>>>

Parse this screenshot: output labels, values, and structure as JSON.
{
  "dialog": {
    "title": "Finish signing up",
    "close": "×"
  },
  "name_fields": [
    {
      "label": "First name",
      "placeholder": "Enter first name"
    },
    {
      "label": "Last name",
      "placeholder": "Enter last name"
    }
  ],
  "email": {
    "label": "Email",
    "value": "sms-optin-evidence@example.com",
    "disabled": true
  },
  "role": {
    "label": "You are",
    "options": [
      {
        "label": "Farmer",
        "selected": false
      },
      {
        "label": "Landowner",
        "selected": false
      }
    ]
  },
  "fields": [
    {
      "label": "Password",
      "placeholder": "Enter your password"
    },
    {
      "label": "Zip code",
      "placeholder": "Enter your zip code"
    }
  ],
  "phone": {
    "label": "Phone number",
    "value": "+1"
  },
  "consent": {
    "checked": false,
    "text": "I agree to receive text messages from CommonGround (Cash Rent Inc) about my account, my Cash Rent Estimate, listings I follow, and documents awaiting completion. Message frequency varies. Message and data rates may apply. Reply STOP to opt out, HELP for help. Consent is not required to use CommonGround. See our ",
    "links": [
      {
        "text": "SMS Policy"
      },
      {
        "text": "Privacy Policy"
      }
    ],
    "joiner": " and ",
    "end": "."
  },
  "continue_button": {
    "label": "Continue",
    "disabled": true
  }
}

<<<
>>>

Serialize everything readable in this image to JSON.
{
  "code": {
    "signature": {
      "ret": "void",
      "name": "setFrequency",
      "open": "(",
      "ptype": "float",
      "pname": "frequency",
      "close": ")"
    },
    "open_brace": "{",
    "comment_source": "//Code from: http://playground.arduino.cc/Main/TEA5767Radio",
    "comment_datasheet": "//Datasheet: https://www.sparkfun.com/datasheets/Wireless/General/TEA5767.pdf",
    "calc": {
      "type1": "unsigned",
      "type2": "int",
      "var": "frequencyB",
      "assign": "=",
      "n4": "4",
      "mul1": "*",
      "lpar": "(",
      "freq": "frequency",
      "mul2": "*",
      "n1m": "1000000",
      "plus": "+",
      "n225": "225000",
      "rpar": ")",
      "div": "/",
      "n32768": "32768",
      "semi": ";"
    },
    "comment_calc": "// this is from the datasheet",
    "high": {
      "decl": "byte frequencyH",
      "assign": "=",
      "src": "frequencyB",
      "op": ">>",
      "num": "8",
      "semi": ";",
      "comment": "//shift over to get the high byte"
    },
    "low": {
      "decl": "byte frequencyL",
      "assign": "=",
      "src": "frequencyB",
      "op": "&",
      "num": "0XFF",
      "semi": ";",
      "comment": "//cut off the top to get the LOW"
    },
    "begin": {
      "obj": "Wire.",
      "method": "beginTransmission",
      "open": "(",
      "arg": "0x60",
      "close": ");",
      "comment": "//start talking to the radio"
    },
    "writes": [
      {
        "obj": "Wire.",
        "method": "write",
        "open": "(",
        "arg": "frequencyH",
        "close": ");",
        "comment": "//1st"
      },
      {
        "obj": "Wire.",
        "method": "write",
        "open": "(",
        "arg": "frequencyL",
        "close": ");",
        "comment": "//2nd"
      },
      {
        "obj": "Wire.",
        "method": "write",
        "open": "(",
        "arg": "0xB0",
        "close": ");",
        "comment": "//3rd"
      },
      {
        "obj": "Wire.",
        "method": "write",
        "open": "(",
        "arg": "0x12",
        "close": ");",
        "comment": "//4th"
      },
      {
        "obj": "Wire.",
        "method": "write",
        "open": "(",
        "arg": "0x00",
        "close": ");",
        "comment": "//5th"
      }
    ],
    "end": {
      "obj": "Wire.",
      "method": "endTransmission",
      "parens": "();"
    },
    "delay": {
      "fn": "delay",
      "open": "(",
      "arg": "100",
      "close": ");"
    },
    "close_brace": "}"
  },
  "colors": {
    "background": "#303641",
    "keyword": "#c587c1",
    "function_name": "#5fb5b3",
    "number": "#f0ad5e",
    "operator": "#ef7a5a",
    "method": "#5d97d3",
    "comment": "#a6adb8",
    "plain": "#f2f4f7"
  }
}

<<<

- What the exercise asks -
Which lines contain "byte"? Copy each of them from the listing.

- Response to this exercise -
      "decl": "byte frequencyH",
      "comment": "//shift over to get the high byte"
      "decl": "byte frequencyL",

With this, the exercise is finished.